─── Study material ───
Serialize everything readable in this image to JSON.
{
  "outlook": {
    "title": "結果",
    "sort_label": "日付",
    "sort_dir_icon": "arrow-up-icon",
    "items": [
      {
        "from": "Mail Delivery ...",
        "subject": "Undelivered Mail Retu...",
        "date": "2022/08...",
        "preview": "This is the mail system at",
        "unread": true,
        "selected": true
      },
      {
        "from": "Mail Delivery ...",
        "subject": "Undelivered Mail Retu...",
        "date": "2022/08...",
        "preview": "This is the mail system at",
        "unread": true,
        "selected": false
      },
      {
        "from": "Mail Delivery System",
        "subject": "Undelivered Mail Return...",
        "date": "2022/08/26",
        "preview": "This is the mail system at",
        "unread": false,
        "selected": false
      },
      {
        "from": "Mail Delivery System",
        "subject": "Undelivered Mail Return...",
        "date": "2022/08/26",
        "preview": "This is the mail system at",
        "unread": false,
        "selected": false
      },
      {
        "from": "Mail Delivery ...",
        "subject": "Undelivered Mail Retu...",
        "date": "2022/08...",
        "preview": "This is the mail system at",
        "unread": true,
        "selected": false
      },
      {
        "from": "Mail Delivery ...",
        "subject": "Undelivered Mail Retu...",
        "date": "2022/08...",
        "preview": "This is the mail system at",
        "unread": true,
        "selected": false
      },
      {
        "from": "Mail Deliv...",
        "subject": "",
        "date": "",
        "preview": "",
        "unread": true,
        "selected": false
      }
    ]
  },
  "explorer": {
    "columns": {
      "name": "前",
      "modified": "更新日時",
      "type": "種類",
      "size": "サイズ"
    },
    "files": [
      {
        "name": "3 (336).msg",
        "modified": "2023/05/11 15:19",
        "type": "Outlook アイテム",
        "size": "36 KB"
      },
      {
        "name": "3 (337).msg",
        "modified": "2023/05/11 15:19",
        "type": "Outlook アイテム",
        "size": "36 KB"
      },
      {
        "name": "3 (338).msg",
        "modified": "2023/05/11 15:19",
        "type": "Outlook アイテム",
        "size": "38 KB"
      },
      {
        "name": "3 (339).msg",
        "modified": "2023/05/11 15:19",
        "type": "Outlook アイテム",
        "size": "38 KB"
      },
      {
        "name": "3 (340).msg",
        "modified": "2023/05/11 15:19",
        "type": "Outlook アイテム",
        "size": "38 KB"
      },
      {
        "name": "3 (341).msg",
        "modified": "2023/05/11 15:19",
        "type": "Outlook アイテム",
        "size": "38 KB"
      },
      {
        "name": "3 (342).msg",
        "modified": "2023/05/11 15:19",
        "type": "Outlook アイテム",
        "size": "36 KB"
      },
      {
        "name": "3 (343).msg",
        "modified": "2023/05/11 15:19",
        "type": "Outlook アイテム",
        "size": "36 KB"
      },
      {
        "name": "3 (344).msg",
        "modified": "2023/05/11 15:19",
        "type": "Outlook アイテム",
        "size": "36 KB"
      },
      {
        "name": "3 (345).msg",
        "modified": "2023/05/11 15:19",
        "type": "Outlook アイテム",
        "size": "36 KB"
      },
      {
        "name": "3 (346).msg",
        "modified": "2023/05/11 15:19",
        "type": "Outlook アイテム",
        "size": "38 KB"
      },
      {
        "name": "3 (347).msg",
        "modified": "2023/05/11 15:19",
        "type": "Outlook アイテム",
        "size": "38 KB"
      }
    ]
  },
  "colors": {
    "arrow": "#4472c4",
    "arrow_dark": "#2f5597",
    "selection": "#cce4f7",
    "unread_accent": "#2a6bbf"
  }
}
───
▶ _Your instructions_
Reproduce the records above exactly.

▶ _Answer box_
Serialize everything readable in this image to JSON.
{
  "outlook": {
    "title": "結果",
    "sort_label": "日付",
    "sort_dir_icon": "arrow-up-icon",
    "items": [
      {
        "from": "Mail Delivery ...",
        "subject": "Undelivered Mail Retu...",
        "date": "2022/08...",
        "preview": "This is the mail system at",
        "unread": true,
        "selected": true
      },
      {
        "from": "Mail Delivery ...",
        "subject": "Undelivered Mail Retu...",
        "date": "2022/08...",
        "preview": "This is the mail system at",
        "unread": true,
        "selected": false
      },
      {
        "from": "Mail Delivery System",
        "subject": "Undelivered Mail Return...",
        "date": "2022/08/26",
        "preview": "This is the mail system at",
        "unread": false,
        "selected": false
      },
      {
        "from": "Mail Delivery System",
        "subject": "Undelivered Mail Return...",
        "date": "2022/08/26",
        "preview": "This is the mail system at",
        "unread": false,
        "selected": false
      },
      {
        "from": "Mail Delivery ...",
        "subject": "Undelivered Mail Retu...",
        "date": "2022/08...",
        "preview": "This is the mail system at",
        "unread": true,
        "selected": false
      },
      {
        "from": "Mail Delivery ...",
        "subject": "Undelivered Mail Retu...",
        "date": "2022/08...",
        "preview": "This is the mail system at",
        "unread": true,
        "selected": false
      },
      {
        "from": "Mail Deliv...",
        "subject": "",
        "date": "",
        "preview": "",
        "unread": true,
        "selected": false
      }
    ]
  },
  "explorer": {
    "columns": {
      "name": "前",
      "modified": "更新日時",
      "type": "種類",
      "size": "サイズ"
    },
    "files": [
      {
        "name": "3 (336).msg",
        "modified": "2023/05/11 15:19",
        "type": "Outlook アイテム",
        "size": "36 KB"
      },
      {
        "name": "3 (337).msg",
        "modified": "2023/05/11 15:19",
        "type": "Outlook アイテム",
        "size": "36 KB"
      },
      {
        "name": "3 (338).msg",
        "modified": "2023/05/11 15:19",
        "type": "Outlook アイテム",
        "size": "38 KB"
      },
      {
        "name": "3 (339).msg",
        "modified": "2023/05/11 15:19",
        "type": "Outlook アイテム",
        "size": "38 KB"
      },
      {
        "name": "3 (340).msg",
        "modified": "2023/05/11 15:19",
        "type": "Outlook アイテム",
        "size": "38 KB"
      },
      {
        "name": "3 (341).msg",
        "modified": "2023/05/11 15:19",
        "type": "Outlook アイテム",
        "size": "38 KB"
      },
      {
        "name": "3 (342).msg",
        "modified": "2023/05/11 15:19",
        "type": "Outlook アイテム",
        "size": "36 KB"
      },
      {
        "name": "3 (343).msg",
        "modified": "2023/05/11 15:19",
        "type": "Outlook アイテム",
        "size": "36 KB"
      },
      {
        "name": "3 (344).msg",
        "modified": "2023/05/11 15:19",
        "type": "Outlook アイテム",
        "size": "36 KB"
      },
      {
        "name": "3 (345).msg",
        "modified": "2023/05/11 15:19",
        "type": "Outlook アイテム",
        "size": "36 KB"
      },
      {
        "name": "3 (346).msg",
        "modified": "2023/05/11 15:19",
        "type": "Outlook アイテム",
        "size": "38 KB"
      },
      {
        "name": "3 (347).msg",
        "modified": "2023/05/11 15:19",
        "type": "Outlook アイテム",
        "size": "38 KB"
      }
    ]
  },
  "colors": {
    "arrow": "#4472c4",
    "arrow_dark": "#2f5597",
    "selection": "#cce4f7",
    "unread_accent": "#2a6bbf"
  }
}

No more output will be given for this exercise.